Not My Role

After spending weeks trying to come up with just the right gift for your children, I thought it might be a good time to revisit your role as a parent.

 

Just before the end of the year, the Love and Logic Facebook page posted the following quote that seems to say it all: My role is about leading, teaching and loving my kids. My role is not about providing them unlimited goods, services and entertainment.

 

It seems that during the last part of each year, our kids get into the posture of looking for us or Santa Claus to provide their hearts desire. Every commercial seems to pander to their imagination about the latest or greatest toy or game. Star Wars is always happy to provide a year-end boost to sales. The whole world seems to get into a craze to get new things and shift our focus to me, me, me.

 

Good Love and Logic parents can push back against this selfish focus by providing opportunities to give to others and serve those whose tree might have fewer things under it. Participating in toy drives can even include giving away some of the stuff in the closet that hasn’t been played with since last summer. Gently used items can light up another child’s eyes. It’s not too late to go ahead and clean out the closet now even though Christmas is behind us.

 

Before we can push back against the world’s greedy side, it might be nice to do a little reflecting about our role and work to change our own mindset.

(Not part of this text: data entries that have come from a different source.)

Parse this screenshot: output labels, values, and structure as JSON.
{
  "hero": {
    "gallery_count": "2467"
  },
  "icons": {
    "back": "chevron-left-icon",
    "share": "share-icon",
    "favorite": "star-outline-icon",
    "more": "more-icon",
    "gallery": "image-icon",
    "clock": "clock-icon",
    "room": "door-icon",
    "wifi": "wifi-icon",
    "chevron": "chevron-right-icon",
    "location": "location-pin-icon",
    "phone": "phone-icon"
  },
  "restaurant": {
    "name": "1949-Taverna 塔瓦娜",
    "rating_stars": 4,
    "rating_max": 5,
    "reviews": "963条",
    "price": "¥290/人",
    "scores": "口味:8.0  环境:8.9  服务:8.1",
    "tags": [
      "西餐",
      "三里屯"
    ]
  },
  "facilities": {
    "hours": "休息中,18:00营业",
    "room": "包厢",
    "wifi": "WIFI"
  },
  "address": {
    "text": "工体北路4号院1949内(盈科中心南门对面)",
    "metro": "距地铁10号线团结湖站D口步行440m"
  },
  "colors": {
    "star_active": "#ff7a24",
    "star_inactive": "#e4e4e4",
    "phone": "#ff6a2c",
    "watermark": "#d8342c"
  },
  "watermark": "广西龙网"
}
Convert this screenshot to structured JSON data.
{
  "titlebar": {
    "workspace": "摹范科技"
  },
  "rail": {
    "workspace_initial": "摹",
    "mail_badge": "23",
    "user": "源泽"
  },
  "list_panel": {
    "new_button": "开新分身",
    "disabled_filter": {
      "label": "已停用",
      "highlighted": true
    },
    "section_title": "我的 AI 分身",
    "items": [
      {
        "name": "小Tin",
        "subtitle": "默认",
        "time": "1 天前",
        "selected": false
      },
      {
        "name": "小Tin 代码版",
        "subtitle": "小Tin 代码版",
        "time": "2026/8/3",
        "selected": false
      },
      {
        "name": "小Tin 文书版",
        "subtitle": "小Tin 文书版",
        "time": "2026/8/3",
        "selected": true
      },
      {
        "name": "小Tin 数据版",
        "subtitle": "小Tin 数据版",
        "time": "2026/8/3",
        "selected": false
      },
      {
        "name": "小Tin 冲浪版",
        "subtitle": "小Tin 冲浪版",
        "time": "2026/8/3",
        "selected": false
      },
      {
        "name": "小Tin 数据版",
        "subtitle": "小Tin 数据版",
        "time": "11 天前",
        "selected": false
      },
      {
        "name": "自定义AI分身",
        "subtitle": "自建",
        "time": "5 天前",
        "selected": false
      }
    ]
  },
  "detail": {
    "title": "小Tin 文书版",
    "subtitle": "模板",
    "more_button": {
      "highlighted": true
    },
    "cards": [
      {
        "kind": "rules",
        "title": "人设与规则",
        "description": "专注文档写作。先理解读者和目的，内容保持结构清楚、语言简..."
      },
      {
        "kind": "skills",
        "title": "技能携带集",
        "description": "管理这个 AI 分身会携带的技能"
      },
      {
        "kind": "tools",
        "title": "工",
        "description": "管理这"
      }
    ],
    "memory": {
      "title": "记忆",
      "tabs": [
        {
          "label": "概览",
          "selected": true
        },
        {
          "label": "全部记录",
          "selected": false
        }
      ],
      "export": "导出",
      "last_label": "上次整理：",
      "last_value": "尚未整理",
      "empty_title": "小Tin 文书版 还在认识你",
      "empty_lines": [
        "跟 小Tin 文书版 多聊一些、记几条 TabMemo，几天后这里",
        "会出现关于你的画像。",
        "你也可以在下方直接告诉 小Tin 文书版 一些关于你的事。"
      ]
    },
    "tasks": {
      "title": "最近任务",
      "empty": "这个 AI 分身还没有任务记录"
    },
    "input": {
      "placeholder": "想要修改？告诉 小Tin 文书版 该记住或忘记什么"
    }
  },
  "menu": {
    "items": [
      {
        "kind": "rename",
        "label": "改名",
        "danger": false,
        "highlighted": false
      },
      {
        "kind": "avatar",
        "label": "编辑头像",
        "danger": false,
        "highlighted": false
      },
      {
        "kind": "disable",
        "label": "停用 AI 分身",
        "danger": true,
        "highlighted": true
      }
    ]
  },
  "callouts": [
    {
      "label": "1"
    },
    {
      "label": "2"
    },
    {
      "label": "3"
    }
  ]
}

Giving is fun. Being the hero on Christmas morning for providing the best Christmas ever—again—even if Santa gets the credit—is awesome. Now it’s time to dial back the providing mode in favor of the leading, teaching and loving modes of parenting.

 

Leading involves example first and teaching afterwards. It is hard to lead our child away from a selfish spirit when we are looking at ads and commercials with gaga eyes. Spending countless hours at after Christmas sales probably didn’t do much to help our children leave their focus on me, me, me. Again, it’s time to dial back the getting and receiving a few notches.

 

Teaching is different for Love and Logic parents. Because we use fewer words, we must choose them much more carefully. My favorite Love and Logic teaching mode is letting your child overhear your values. Just think out loud and talk to yourself about what you are doing. Pick up the Sunday ads and say softly to yourself, “I really don’t need any of this stuff; we are really blessed.” Talk back to the commercials and express your contentment with what you already possess. Help your children see that life isn’t about getting more and more goods and services. Overhearing parents is great fun for children.

 

Speaking of services, it’s okay to say no to constant requests by your child to be shuttled everywhere. “Can we go to ___” can become as unlikely as the “Are we there yet?” questions they asked all the way to Grandmas last month. Your role as parent may begin to feel like a taxi driver but pushing back against excessive requests for taxi service is just as important as refusing to buy absolutely everything their heart desires.

 

Enjoy the new things. Take advantage of the sales. Just remember your role as parent is not providing unlimited goods, services and entertainment.
 
Dr. Matt Crain writes weekly for the Sunday newspaper from his Connecting Fathers and Families ministry.